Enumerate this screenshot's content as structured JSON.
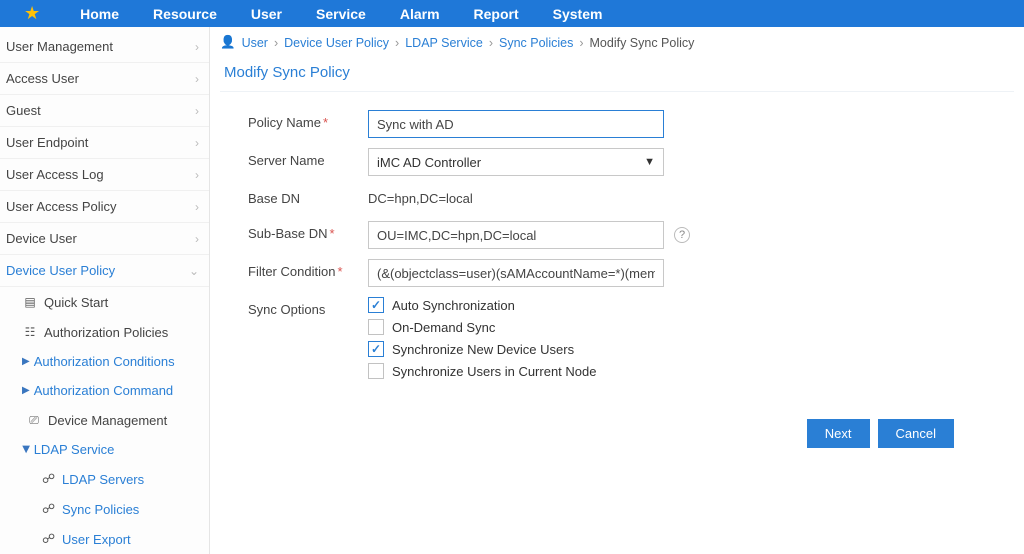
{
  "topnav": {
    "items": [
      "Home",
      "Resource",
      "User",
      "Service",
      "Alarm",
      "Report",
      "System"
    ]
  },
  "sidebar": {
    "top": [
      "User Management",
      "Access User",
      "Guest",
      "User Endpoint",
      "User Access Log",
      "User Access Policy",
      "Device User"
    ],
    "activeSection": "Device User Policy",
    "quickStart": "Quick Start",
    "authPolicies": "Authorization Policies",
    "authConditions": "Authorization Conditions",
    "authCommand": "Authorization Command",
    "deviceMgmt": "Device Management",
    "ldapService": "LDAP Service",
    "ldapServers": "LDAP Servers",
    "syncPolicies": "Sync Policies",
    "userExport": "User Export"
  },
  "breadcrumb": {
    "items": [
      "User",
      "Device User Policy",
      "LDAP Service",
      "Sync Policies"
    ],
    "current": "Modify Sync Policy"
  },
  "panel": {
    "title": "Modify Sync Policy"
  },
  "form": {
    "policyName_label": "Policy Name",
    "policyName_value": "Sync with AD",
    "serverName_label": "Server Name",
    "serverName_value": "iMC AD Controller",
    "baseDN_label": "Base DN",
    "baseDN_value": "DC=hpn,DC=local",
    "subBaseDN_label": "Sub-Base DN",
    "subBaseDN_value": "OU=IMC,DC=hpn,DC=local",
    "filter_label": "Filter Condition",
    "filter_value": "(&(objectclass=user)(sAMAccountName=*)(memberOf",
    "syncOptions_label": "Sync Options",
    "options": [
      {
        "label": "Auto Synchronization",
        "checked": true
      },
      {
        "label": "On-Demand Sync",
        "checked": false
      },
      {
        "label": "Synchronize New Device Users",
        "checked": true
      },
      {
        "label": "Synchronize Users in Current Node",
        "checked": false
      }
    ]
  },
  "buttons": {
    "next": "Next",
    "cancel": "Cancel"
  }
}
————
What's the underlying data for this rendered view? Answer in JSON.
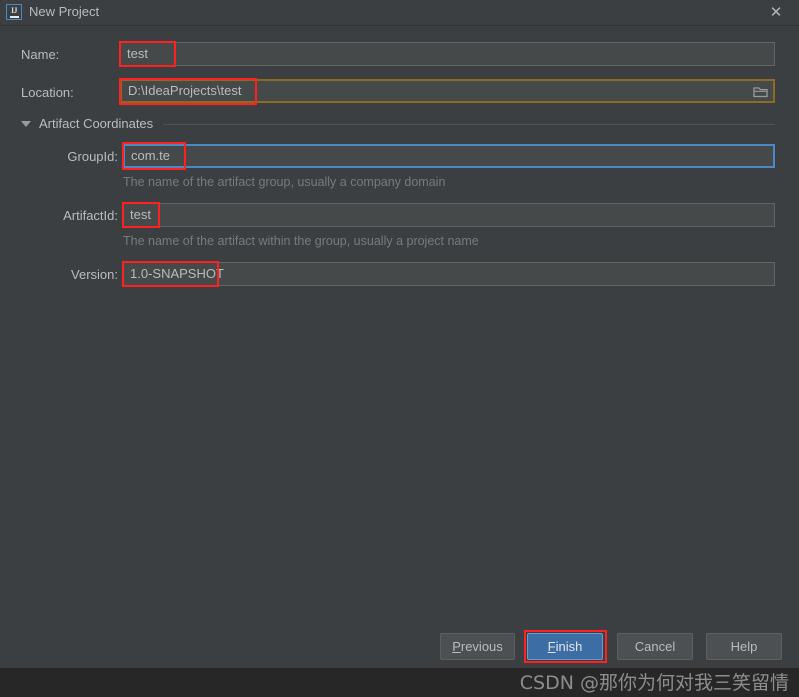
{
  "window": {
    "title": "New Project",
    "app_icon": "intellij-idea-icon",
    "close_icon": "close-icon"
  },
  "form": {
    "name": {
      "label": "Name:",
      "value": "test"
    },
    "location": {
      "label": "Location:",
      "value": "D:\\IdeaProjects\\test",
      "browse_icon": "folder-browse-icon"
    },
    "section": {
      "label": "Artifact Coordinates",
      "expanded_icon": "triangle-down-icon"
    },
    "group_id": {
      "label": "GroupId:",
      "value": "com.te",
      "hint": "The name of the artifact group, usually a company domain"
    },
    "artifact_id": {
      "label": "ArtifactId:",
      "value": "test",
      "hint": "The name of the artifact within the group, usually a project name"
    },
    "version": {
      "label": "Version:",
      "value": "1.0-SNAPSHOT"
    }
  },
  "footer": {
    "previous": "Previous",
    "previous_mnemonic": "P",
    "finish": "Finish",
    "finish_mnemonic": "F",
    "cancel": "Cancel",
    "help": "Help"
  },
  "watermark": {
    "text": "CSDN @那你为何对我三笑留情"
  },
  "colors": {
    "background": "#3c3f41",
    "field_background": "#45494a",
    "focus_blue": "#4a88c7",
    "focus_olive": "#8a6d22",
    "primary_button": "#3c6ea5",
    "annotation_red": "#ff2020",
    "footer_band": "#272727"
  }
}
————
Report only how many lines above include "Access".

(Response): 3